Harkonen – Shake Harder Boy – 3/5
Sludge often relies on two main things to make its mark: firstly is the thick, downtrodden atmosphere, as though slowly pushing onwards through the barrage of sound, and secondly is simple but effective guitar lines that sink their teeth into you and refuse to let go. There is often a hostility or animosity that comes across as a result of both these factors making it perhaps aptly described as ‘working mans metal,’ and whilst Harkonen have far from abandoned the essentials for the style, it doesn’t really succeed in doing either in a manner that feels like its anything more than re-treading old ground.
Doing what’s required of them, much of their aggression comes from the drumming which whilst not quick, has a thick and raw position in the end production, often lending a gorgeous aggressive pounding beat to the track at hand, if sadly doing little else. The guitars do little to lower the bar either with an array of slow yet hard hitting chord sequences with excellent use of feedback and other elements, the occasional simple riff layered on top of the thick sound created by the bass guitar lending some variety but more often than not spent in forming the rhythm.

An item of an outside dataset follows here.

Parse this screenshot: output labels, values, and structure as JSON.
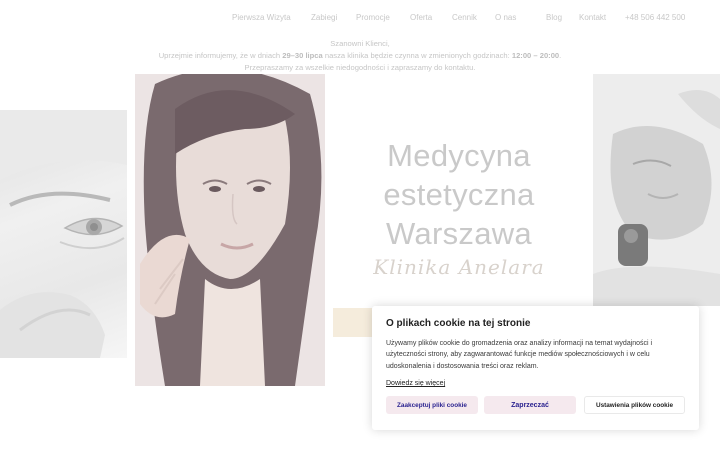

The result may well have fared better if the lyrics weren’t at times all too painfully apparent; the jock humour in the titles continued in poor fashion with many of the lyrics; the chant in “Settle Here” of ‘It Fucking Wont’ slowly morphing in my mind to ‘I Fucking Won’ and then to ‘I’m Fuckin’ Kwan,’ (whether advocating gay rights for Asians, being pessimistic, or exclaiming his joy at a good night’s bingo is never really made apparent). His monotone yell does nothing to improve on this either, failing to feel as anything more than a lack of comprehension for what the volume button on his microphone is there for.
But its not even that its all done particularly badly – I’ve always maintained that with sludge its very difficult to go too far wrong – but it also means you need to step up in order to distinguish yourself from all the others, have your own twist or take on the genre to make yourself known, and sadly this fails to do that. There are some great psychedelic passages (the end of ‘Baristas…’ or the intro for ‘We’ve come for your daughter’ demonstrating this) but they aren’t integrated into the music; it feels like little more than a stopgap between the main body of the music and rather than lending a welcome break from the grinding normality, as though we’re just waiting for things to kick in again. It’ll hit you hard the first time around, but it sadly wears thin all too soon.